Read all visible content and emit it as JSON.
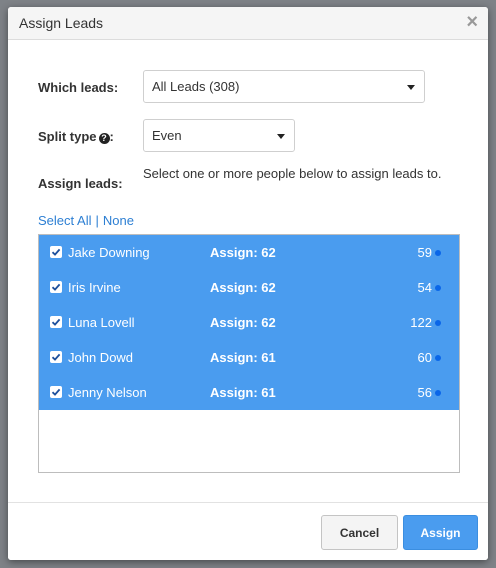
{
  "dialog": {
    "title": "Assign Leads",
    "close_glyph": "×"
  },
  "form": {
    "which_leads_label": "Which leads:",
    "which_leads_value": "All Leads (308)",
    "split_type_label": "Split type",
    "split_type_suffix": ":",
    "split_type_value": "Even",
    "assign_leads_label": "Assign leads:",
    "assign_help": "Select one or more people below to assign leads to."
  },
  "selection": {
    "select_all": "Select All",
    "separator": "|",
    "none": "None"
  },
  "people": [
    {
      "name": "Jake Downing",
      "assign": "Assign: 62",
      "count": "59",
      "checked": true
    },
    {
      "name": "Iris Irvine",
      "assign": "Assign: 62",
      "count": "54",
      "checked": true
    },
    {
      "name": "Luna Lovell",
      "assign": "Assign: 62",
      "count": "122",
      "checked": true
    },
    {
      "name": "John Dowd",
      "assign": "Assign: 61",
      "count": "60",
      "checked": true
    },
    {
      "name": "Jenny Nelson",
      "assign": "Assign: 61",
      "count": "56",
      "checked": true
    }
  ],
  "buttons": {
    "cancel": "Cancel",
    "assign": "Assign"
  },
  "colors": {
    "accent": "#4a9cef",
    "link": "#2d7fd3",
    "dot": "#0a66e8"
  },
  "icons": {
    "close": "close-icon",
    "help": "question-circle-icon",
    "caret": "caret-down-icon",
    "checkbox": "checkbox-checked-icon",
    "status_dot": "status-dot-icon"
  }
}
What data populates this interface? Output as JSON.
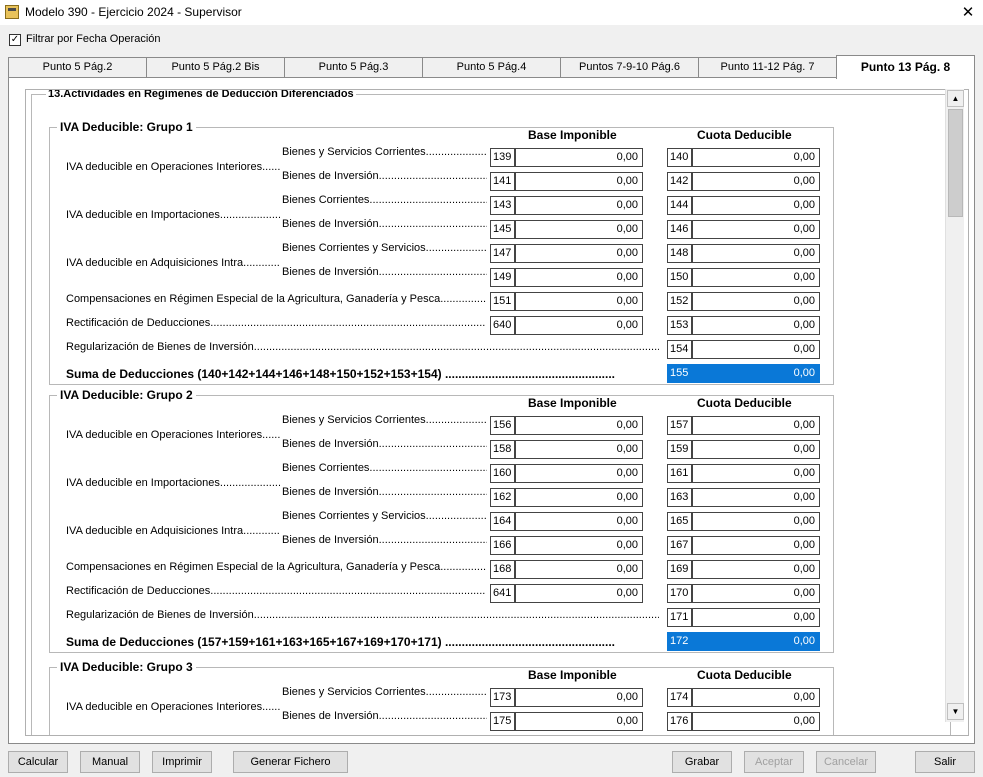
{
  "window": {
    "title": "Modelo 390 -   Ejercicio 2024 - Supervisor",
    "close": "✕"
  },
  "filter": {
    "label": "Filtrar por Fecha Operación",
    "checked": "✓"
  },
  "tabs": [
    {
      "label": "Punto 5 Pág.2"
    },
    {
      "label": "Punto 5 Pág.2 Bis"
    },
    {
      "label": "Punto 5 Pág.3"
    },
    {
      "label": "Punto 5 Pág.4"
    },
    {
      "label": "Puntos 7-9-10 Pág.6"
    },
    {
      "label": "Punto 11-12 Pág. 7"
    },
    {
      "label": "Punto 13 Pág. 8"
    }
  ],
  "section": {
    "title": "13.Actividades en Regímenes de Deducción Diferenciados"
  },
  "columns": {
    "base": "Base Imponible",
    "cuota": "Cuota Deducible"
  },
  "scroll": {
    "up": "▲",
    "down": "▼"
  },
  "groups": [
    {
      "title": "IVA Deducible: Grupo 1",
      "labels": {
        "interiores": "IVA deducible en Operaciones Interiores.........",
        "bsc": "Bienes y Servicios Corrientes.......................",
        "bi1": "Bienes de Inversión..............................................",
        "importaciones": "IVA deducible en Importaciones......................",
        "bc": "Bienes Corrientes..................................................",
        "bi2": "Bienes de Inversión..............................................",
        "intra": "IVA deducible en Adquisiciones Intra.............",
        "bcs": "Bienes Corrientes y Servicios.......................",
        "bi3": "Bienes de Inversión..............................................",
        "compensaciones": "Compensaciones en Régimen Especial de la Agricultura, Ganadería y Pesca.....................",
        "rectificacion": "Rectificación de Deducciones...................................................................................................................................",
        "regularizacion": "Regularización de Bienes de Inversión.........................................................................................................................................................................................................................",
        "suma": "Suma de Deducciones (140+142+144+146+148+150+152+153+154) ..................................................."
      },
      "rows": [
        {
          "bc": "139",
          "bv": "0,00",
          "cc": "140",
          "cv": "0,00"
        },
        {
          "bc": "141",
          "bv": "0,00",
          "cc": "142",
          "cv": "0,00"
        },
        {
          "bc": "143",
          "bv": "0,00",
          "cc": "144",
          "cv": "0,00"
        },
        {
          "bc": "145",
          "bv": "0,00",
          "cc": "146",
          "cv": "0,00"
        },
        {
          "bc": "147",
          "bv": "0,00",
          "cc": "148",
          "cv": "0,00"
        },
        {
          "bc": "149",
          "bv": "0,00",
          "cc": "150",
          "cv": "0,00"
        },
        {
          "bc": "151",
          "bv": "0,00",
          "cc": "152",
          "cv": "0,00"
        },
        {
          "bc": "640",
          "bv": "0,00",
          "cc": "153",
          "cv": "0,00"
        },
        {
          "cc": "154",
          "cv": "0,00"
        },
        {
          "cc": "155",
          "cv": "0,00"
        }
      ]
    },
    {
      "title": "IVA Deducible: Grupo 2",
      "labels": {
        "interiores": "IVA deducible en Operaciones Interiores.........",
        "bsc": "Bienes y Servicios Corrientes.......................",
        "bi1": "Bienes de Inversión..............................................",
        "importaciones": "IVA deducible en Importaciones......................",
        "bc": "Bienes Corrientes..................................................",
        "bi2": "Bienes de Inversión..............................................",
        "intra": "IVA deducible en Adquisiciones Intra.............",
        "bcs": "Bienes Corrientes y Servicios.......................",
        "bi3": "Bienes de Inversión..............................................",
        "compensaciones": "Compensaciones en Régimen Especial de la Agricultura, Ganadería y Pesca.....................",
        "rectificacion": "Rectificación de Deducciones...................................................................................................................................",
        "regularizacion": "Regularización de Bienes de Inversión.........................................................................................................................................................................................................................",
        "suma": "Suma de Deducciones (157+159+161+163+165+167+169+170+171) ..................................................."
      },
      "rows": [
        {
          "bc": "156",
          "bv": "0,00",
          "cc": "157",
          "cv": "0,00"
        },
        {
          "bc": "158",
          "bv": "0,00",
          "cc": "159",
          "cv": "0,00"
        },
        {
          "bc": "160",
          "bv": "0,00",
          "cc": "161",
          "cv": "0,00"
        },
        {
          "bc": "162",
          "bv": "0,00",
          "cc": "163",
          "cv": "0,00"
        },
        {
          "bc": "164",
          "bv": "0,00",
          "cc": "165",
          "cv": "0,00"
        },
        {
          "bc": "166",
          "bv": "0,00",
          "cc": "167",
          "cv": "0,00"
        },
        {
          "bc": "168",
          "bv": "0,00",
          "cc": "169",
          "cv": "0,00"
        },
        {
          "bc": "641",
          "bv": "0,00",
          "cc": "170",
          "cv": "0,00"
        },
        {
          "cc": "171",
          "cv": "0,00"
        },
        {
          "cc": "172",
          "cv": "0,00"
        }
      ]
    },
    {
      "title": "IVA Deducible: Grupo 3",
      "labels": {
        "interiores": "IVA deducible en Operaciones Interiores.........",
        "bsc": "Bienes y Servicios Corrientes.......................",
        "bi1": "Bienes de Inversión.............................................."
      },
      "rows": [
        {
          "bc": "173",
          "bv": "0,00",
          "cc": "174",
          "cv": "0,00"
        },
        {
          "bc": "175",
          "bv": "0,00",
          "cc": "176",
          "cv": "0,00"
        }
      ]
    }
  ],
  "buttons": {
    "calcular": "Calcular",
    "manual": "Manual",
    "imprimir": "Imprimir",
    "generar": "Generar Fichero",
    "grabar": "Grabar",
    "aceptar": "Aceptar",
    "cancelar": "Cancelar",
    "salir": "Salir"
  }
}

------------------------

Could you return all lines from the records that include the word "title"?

§ **Result**:
    "title": "Assign Leads",
    "title": "Modelo 390 -   Ejercicio 2024 - Supervisor",
    "title": "13.Actividades en Regímenes de Deducción Diferenciados"
      "title": "IVA Deducible: Grupo 1",
      "title": "IVA Deducible: Grupo 2",
      "title": "IVA Deducible: Grupo 3",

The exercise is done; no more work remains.